Tuesday, March 13, 2012

Creativity, Divinity and Work

“There is something about the creative process – and not just for solving design-related problems, but in all creative problem solving – that feels very good to me. It is as though when I am creating something – anything – that I am in a “sweet spot.” My soul tunes to the rhythm of the project and I pour my whole being into the process. The finished product often makes me happy, but it is the work of creating that brings me deep joy.
My belief about our ultimate origin resides in the existence of God. And if it is true – if it is true that He created the heavens and the earth, and at some point created male and female humans, describing us as being in His image - then we exist in the image of a creative Divinity. When we create – be it designs or paintings, lyrics or melodies, scripts or movies, short stories or lectures, campaigns or solutions to social issues, even lesson plans or to-do lists in their own right – we participate in the nature of God. We find a “sweet spot.” Our souls rejoice in the process because we were created to create.”  ~Russell Shaw

Also true in the everyday work we do.  When I am only responding to demands, be they the demands of others or the demands of my own preconceived notions of what is acceptable or laudable in the responsibilities before me, my work is just work and can easily become tedious.  But when I look at the daily work before me (be it housekeeping, childrearing, church work or paid work) with a heart open to reality and a mind free to learn, research, think outside the box and solve puzzles in creative ways my work becomes engaging and more deeply satisfying.  "We were created to create."


Jim said...

I found your blog through a comment you posted elsewhere. I enjoy reading your thoughts!

Your post about Creating reminds me of President Uchtdorf's talk on happiness where he discusses the "work of creation": http://www.lds.org/general-conference/2008/10/happiness-your-heritage?lang=eng

I think one of the reasons that I enjoy baking is that it gives me a creative outlet (that, and I often have a "sweet tooth").

Snowy Mornings said...

Thanks, Jim.

Good talk. To quote from it: "Creating and being compassionate are two objectives that contribute to our Heavenly Father’s perfect happiness."

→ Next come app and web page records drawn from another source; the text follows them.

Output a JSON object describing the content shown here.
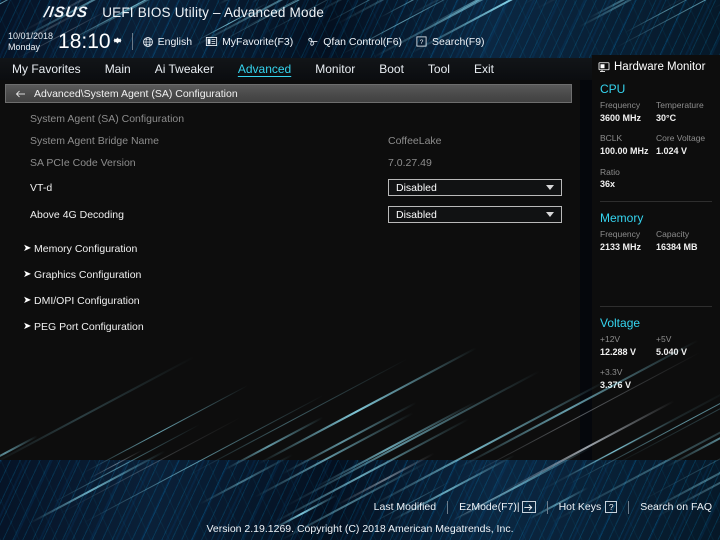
{
  "header": {
    "logo": "/ISUS",
    "title": "UEFI BIOS Utility – Advanced Mode",
    "date": "10/01/2018",
    "day": "Monday",
    "time": "18:10",
    "gear_icon": "gear-icon",
    "items": [
      {
        "label": "English",
        "icon": "globe-icon"
      },
      {
        "label": "MyFavorite(F3)",
        "icon": "favorite-list-icon"
      },
      {
        "label": "Qfan Control(F6)",
        "icon": "fan-icon"
      },
      {
        "label": "Search(F9)",
        "icon": "question-box-icon"
      }
    ]
  },
  "nav": {
    "tabs": [
      {
        "label": "My Favorites",
        "active": false
      },
      {
        "label": "Main",
        "active": false
      },
      {
        "label": "Ai Tweaker",
        "active": false
      },
      {
        "label": "Advanced",
        "active": true
      },
      {
        "label": "Monitor",
        "active": false
      },
      {
        "label": "Boot",
        "active": false
      },
      {
        "label": "Tool",
        "active": false
      },
      {
        "label": "Exit",
        "active": false
      }
    ]
  },
  "breadcrumb": {
    "back_icon": "back-arrow-icon",
    "path": "Advanced\\System Agent (SA) Configuration"
  },
  "main": {
    "section_title": "System Agent (SA) Configuration",
    "info_rows": [
      {
        "label": "System Agent Bridge Name",
        "value": "CoffeeLake"
      },
      {
        "label": "SA PCIe Code Version",
        "value": "7.0.27.49"
      }
    ],
    "settings": [
      {
        "label": "VT-d",
        "value": "Disabled"
      },
      {
        "label": "Above 4G Decoding",
        "value": "Disabled"
      }
    ],
    "submenus": [
      "Memory Configuration",
      "Graphics Configuration",
      "DMI/OPI Configuration",
      "PEG Port Configuration"
    ],
    "info_icon": "info-circle-icon"
  },
  "sidebar": {
    "title": "Hardware Monitor",
    "title_icon": "monitor-icon",
    "sections": [
      {
        "name": "CPU",
        "rows": [
          [
            {
              "key": "Frequency",
              "value": "3600 MHz"
            },
            {
              "key": "Temperature",
              "value": "30°C"
            }
          ],
          [
            {
              "key": "BCLK",
              "value": "100.00 MHz"
            },
            {
              "key": "Core Voltage",
              "value": "1.024 V"
            }
          ],
          [
            {
              "key": "Ratio",
              "value": "36x"
            }
          ]
        ]
      },
      {
        "name": "Memory",
        "rows": [
          [
            {
              "key": "Frequency",
              "value": "2133 MHz"
            },
            {
              "key": "Capacity",
              "value": "16384 MB"
            }
          ]
        ]
      },
      {
        "name": "Voltage",
        "rows": [
          [
            {
              "key": "+12V",
              "value": "12.288 V"
            },
            {
              "key": "+5V",
              "value": "5.040 V"
            }
          ],
          [
            {
              "key": "+3.3V",
              "value": "3.376 V"
            }
          ]
        ]
      }
    ]
  },
  "footer": {
    "items": [
      {
        "label": "Last Modified",
        "key": ""
      },
      {
        "label": "EzMode(F7)|",
        "key": "arrow"
      },
      {
        "label": "Hot Keys",
        "key": "?"
      },
      {
        "label": "Search on FAQ",
        "key": ""
      }
    ],
    "version": "Version 2.19.1269. Copyright (C) 2018 American Megatrends, Inc."
  },
  "colors": {
    "accent": "#35d4ef",
    "panel": "#0d0d0d",
    "muted": "#8d8d8d"
  }
}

I teach in Primary where there are lots of songs about choosing the right and being happy. This unfortunately often gets translated in young minds as "never make mistakes and be happy" or "always make the right choice and be happy" which can lead to grand disillusionment when life does not turn out to be a primrose path in spite of one's best efforts to be good.

The process of finding and recognizing the inherent joy and peace in divine work in spite of life's vicisitudes is a sweet one.